South Africa's first fully democratic national election on 27 April 1994 prompted a renewed interest in investment in the country.
The period after the election was one of uncertainty in which corporate players conducted research and undertook feasibility studies rather than placing direct investment in South Africa, and it is only recently that the renewed interest has begun to bear fruit.
One of the more important developments in South African law has been the deregulation of the Johannesburg Stock Exchange (JSE), which is the only exchange in the country.
A report commissioned in 1992 recommended a series of far-reaching changes for the deregulation of the JSE which were announced at the end of 1994. The reforms have started to be implemented and have prompted many UK merchant banks to establish a presence in South Africa.

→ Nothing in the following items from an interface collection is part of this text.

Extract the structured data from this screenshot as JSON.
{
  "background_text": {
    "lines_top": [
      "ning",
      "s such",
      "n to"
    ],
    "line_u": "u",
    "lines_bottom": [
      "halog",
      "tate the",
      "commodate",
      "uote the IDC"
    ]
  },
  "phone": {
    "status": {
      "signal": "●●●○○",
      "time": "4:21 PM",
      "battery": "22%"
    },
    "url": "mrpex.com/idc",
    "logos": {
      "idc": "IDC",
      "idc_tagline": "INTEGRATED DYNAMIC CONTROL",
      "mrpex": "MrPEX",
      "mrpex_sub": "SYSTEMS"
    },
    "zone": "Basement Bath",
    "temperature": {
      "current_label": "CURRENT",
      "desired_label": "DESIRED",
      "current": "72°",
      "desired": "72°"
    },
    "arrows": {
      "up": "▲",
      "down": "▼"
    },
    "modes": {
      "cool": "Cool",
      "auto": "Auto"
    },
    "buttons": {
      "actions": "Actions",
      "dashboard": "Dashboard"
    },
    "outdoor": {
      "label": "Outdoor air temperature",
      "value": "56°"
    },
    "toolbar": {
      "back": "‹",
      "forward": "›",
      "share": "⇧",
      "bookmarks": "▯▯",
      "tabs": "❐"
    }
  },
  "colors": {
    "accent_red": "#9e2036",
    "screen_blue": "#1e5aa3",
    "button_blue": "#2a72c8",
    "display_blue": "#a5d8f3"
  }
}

Perhaps the most important change to the South African Stock Exchange Act and rules has been to open up membership of the exchange, to allow corporate membership of the JSE; membership used to be restricted to South African citizens over the age of 21.
The amendments to the Act and rules permit companies and non-stockbrokers to buy a 100 per cent equity stake in stockbroking companies or enter into joint ventures with them. UK merchant banks involved in such acquisitions or joint ventures include the National West- minster Bank, Merrill Lynch, Morgan Grenfell & Co, SBC Warburg and UBS.
These acquisitions have led to an expansion of the South African market and the introduction of new technology, particularly in relation to over-the-counter derivatives. However, this progress has been partly inhibited by exchange control regulations, which remain in place despite a certain degree of relaxation.
In addition to entering the stockbroking arena in South Africa, many UK banks have registered as banks in South Africa or have established a representative office there in anticipation of the potential privatisation of various state-owned assets. South African banks have undertaken a similar exercise and most of the larger ones now have a presence in London.
Hand in hand with the renewed interest in South Africa has come an increase in the demand for rand investments and a number of rand denominated eurobond issues have recently taken place. The issuers of these bonds include the majority of the UK's merchant banks.
South Africa continues to be an attractive jurisdiction for shipping claims with its innovative rules relating to associated ship arrests and security arrests. In addition, as the ports open up and additional fleets begin calling, the volume of maritime work has increased.
But as well as the country opening up for business, South Africa's legal links with the UK are also being strengthened by organisations such as the British South Africa Law Association in London and its South African counterpart, the South African British Law Association. These organisations aim to re-establish legal ties between the countries, develop relations between the professions in the UK and South Africa, and allow the easy exchange of information and ideas between the two.
The strengthening of the relationship between the UK and South Africa has not simply resulted in inward investment into South Africa. Outward investment from South Africa to the UK has also occurred as South African companies attempt to obtain a foothold in the European markets.
For example, we recently acted on the purchase of newsprint machines by Mondi and Monorco in a joint venture arrangement, worth around £320 million, and acted on Gencor Group's acquisition of Billitons Metal from Shell.
Hopefully, the next step in South Africa will be the fulfilment of the promise to abolish exchange control regulations.